by David DuBois Much of my research has been focused on examining the ways in which mentoring, if infused with more intentional and active forms of guidance, can be more effective. Illustratively, in a recent meta-analysis of youth mentoring program evaluations that I conducted with several colleagues (including Jean Rhodes, the editor of the Chronicle), […]

How Does Mentoring Benefit Youth? Let’s Count the Ways

by David DuBois One of the most common frustrations I have heard voiced by folks in practice and advocacy roles within our field is that the measures used in evaluations of programs do not seem adequate to the task of capturing the benefits that high-quality mentoring can offer to young people. It is tempting for […]

Changes to Key Numbers in “The Mentoring Effect” Report

by David DuBois This report as originally issued (Bruce & Bridgeland, 2014, see URL to current version of report below) included the conclusion that an estimated 4.5 million at-risk young people (ages 8-18) are currently in mentoring relationships. It turns out that this conclusion (as well as analogous ones made for not at risk youth, […]

What is Your Evidence-Based Mentoring IQ?

by David DuBois   With the ever-growing volume of research on youth mentoring (Blakeslee & Keller, 2012), it is a formidable task for even the most evidence-minded practitioner, policy-maker, or funder to keep up with the latest findings. Resources and events such as this website, the Summer Institute on Youth Mentoring at Portland State University, […]

Evidence Corner: Is Mentoring Worth the Investment? The Jury is Out

By David DuBois It is intuitive to many that investments in mentoring are a worthwhile investment. Indeed, we do have robust evidence that youth can and do benefit in important ways from mentoring, such as improved behavior, social relationships, and school performance.
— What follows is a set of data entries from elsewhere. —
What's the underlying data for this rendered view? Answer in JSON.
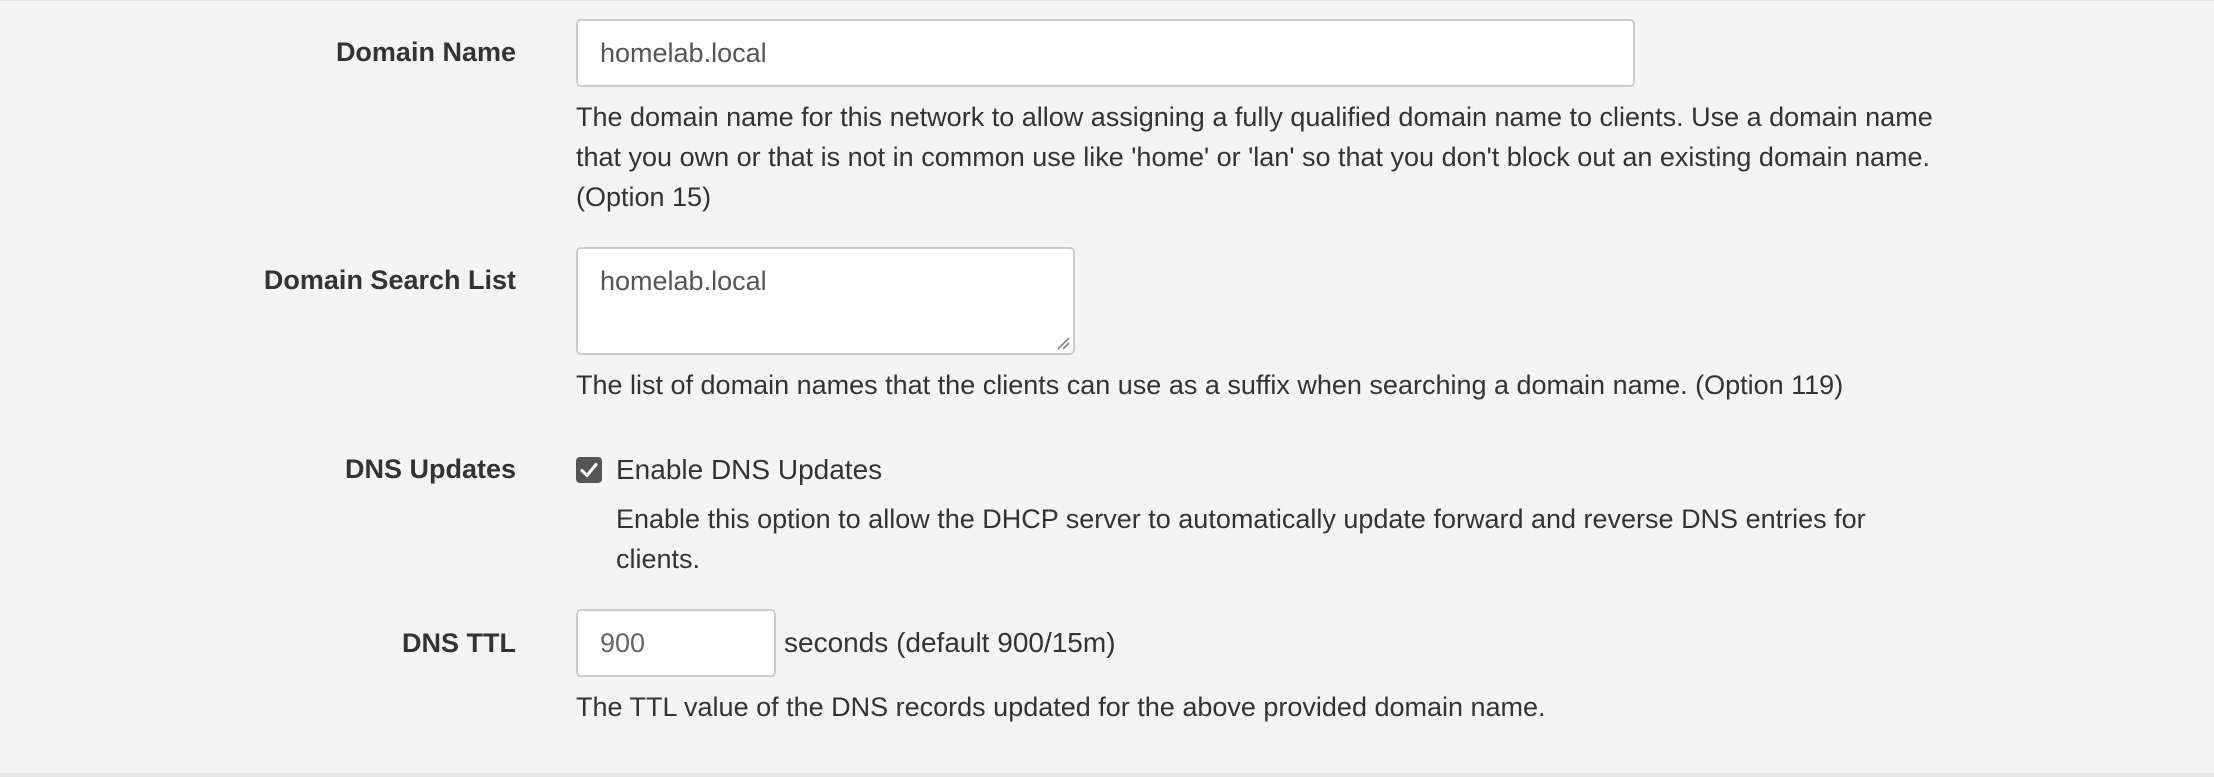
{
  "domain_name": {
    "label": "Domain Name",
    "value": "homelab.local",
    "help_line1": "The domain name for this network to allow assigning a fully qualified domain name to clients. Use a domain name",
    "help_line2": "that you own or that is not in common use like 'home' or 'lan' so that you don't block out an existing domain name.",
    "help_line3": "(Option 15)"
  },
  "domain_search_list": {
    "label": "Domain Search List",
    "value": "homelab.local",
    "help": "The list of domain names that the clients can use as a suffix when searching a domain name. (Option 119)"
  },
  "dns_updates": {
    "label": "DNS Updates",
    "checkbox_label": "Enable DNS Updates",
    "checked": true,
    "help_line1": "Enable this option to allow the DHCP server to automatically update forward and reverse DNS entries for",
    "help_line2": "clients."
  },
  "dns_ttl": {
    "label": "DNS TTL",
    "placeholder": "900",
    "value": "",
    "suffix": "seconds (default 900/15m)",
    "help": "The TTL value of the DNS records updated for the above provided domain name."
  },
  "colors": {
    "background": "#f4f4f4",
    "input_border": "#cccccc",
    "text": "#333333",
    "checkbox": "#555555"
  }
}
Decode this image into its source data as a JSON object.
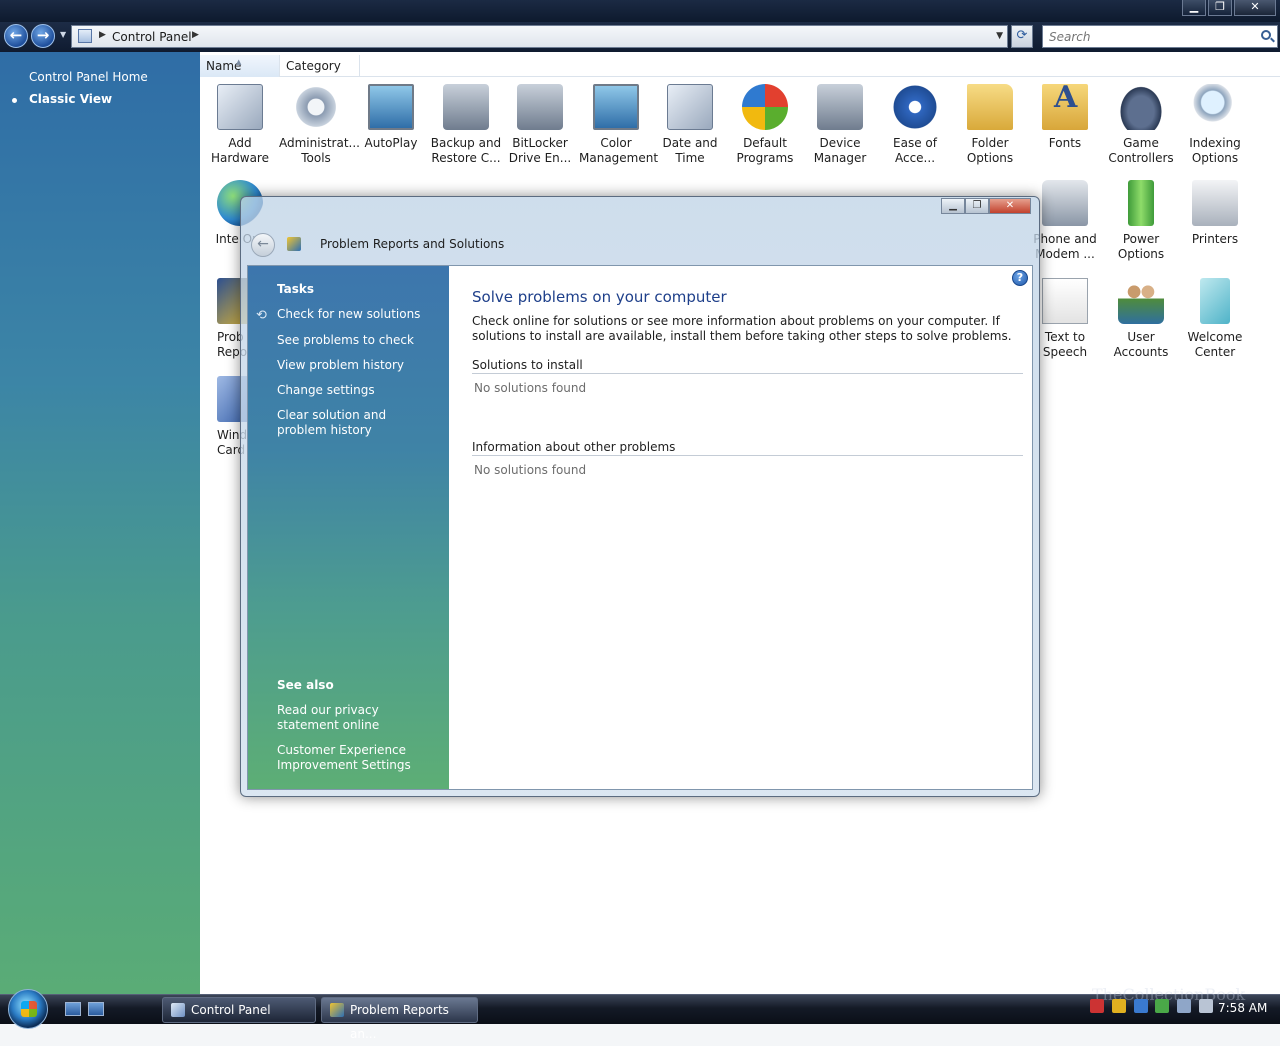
{
  "window": {
    "minimize": "▁",
    "restore": "❐",
    "close": "✕"
  },
  "nav": {
    "back": "←",
    "forward": "→",
    "breadcrumb": "Control Panel",
    "search_placeholder": "Search"
  },
  "left_nav": {
    "home": "Control Panel Home",
    "classic": "Classic View"
  },
  "columns": {
    "name": "Name",
    "category": "Category"
  },
  "items": [
    {
      "label": "Add Hardware",
      "icon": "add-hardware-icon"
    },
    {
      "label": "Administrat... Tools",
      "icon": "administrative-tools-icon"
    },
    {
      "label": "AutoPlay",
      "icon": "autoplay-icon"
    },
    {
      "label": "Backup and Restore C...",
      "icon": "backup-icon"
    },
    {
      "label": "BitLocker Drive En...",
      "icon": "bitlocker-icon"
    },
    {
      "label": "Color Management",
      "icon": "color-management-icon"
    },
    {
      "label": "Date and Time",
      "icon": "date-time-icon"
    },
    {
      "label": "Default Programs",
      "icon": "default-programs-icon"
    },
    {
      "label": "Device Manager",
      "icon": "device-manager-icon"
    },
    {
      "label": "Ease of Acce...",
      "icon": "ease-of-access-icon"
    },
    {
      "label": "Folder Options",
      "icon": "folder-options-icon"
    },
    {
      "label": "Fonts",
      "icon": "fonts-icon"
    },
    {
      "label": "Game Controllers",
      "icon": "game-controllers-icon"
    },
    {
      "label": "Indexing Options",
      "icon": "indexing-options-icon"
    },
    {
      "label": "Inte Opt",
      "icon": "internet-options-icon"
    },
    {
      "label": "Phone and Modem ...",
      "icon": "phone-modem-icon"
    },
    {
      "label": "Power Options",
      "icon": "power-options-icon"
    },
    {
      "label": "Printers",
      "icon": "printers-icon"
    },
    {
      "label": "Prob Repo",
      "icon": "problem-reports-icon"
    },
    {
      "label": "Text to Speech",
      "icon": "text-to-speech-icon"
    },
    {
      "label": "User Accounts",
      "icon": "user-accounts-icon"
    },
    {
      "label": "Welcome Center",
      "icon": "welcome-center-icon"
    },
    {
      "label": "Wind Card",
      "icon": "windows-cardspace-icon"
    }
  ],
  "dialog": {
    "title": "Problem Reports and Solutions",
    "help": "?",
    "tasks_header": "Tasks",
    "tasks": [
      "Check for new solutions",
      "See problems to check",
      "View problem history",
      "Change settings",
      "Clear solution and problem history"
    ],
    "see_also_header": "See also",
    "see_also": [
      "Read our privacy statement online",
      "Customer Experience Improvement Settings"
    ],
    "main_title": "Solve problems on your computer",
    "description": "Check online for solutions or see more information about problems on your computer. If solutions to install are available, install them before taking other steps to solve problems.",
    "section1_title": "Solutions to install",
    "section1_value": "No solutions found",
    "section2_title": "Information about other problems",
    "section2_value": "No solutions found"
  },
  "taskbar": {
    "buttons": [
      "Control Panel",
      "Problem Reports an..."
    ],
    "time": "7:58 AM",
    "watermark": "TheCollectionBook"
  }
}
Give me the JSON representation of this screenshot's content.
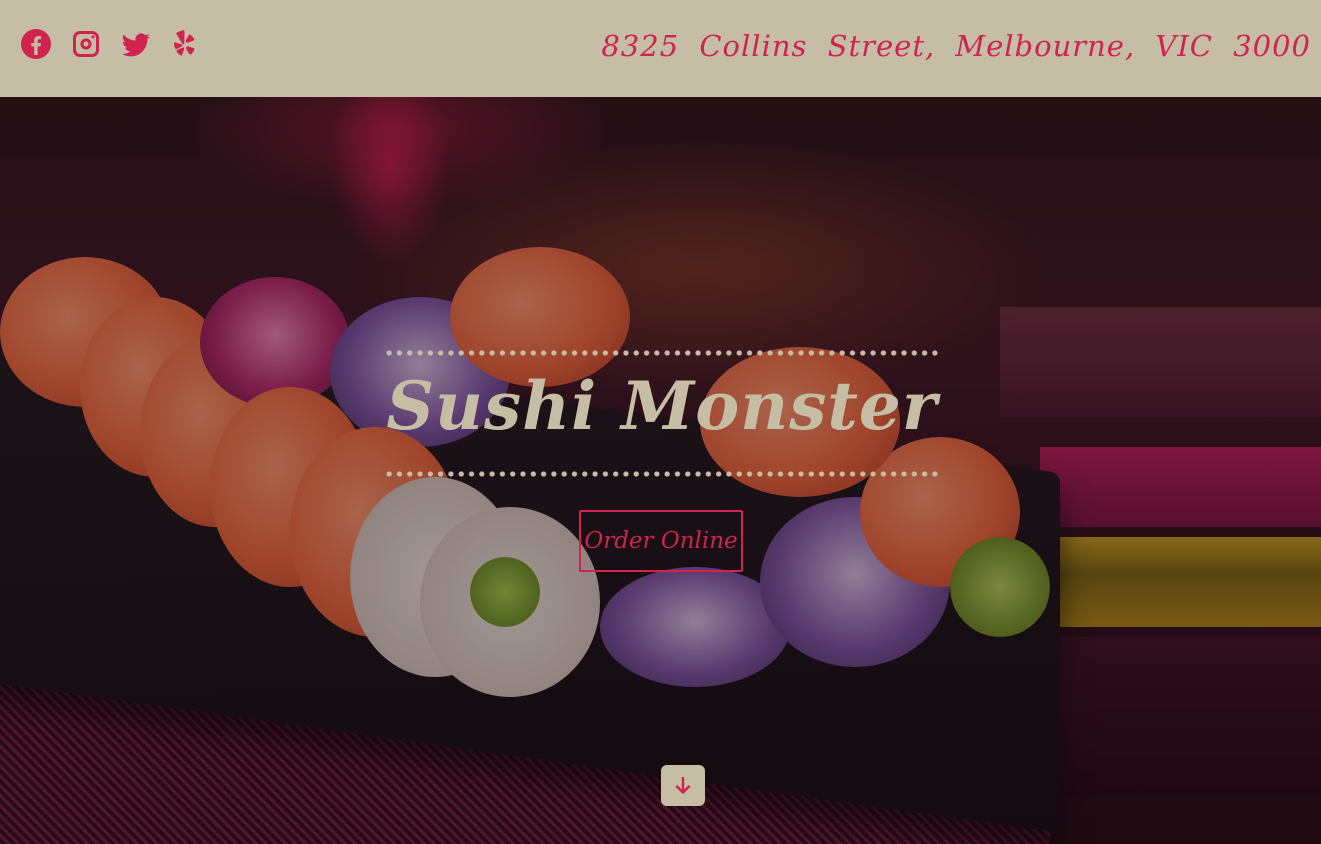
{
  "header": {
    "social_icons": [
      "facebook-icon",
      "instagram-icon",
      "twitter-icon",
      "yelp-icon"
    ],
    "address": "8325 Collins Street, Melbourne, VIC 3000"
  },
  "hero": {
    "title": "Sushi Monster",
    "cta_label": "Order Online",
    "scroll_icon": "arrow-down-icon"
  },
  "colors": {
    "accent": "#d0234f",
    "header_bg": "#c6bda5",
    "title_color": "#c6bda5"
  }
}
Why, then, would I argue that the “jury is out,” which is to […]